→ **Work required**: When a line below contains the word "JSON", it counts toward the total; give that total and nothing besides.

******

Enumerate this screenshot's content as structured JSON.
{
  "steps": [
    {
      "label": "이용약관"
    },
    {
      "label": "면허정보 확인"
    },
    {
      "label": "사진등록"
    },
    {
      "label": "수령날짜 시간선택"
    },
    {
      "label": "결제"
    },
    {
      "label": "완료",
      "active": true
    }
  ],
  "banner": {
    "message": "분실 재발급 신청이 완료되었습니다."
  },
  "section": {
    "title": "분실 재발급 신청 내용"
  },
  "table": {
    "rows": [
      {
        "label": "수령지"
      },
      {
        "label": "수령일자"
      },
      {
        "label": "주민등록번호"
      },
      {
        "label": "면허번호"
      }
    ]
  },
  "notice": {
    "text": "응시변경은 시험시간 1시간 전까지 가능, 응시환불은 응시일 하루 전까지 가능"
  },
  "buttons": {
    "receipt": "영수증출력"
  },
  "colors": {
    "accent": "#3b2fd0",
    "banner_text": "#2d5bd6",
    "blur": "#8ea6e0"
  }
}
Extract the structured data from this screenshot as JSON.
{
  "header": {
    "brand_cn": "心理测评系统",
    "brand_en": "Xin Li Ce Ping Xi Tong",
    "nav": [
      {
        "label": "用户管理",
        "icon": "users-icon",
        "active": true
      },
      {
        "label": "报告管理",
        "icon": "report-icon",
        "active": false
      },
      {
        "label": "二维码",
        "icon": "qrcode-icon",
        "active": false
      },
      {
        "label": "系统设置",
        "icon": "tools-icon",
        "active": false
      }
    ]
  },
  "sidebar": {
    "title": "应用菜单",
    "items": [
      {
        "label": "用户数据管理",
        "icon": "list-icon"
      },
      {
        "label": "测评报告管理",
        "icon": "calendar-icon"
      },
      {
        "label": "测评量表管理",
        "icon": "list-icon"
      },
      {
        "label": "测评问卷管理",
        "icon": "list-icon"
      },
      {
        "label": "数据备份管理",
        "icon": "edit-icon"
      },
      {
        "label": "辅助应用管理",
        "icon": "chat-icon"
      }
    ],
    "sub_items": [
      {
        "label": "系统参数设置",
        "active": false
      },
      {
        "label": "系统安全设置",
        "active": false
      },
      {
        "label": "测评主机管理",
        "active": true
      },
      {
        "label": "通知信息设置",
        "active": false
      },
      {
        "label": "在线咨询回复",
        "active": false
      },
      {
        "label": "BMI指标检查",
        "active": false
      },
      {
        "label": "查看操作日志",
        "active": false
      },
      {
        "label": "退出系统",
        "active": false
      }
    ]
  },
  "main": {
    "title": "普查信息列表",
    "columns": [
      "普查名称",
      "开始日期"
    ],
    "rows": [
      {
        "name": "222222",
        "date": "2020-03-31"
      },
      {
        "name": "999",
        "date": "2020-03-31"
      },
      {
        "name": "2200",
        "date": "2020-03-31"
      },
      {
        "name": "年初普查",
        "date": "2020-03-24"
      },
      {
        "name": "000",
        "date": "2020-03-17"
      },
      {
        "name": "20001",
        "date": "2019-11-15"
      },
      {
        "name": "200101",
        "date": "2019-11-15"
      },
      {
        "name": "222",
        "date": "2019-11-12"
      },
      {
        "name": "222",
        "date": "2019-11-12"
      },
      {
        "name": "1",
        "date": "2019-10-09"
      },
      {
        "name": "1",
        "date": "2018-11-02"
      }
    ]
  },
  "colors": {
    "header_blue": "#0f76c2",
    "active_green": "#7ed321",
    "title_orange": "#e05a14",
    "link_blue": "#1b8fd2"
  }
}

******

→ **Output of the task**: 2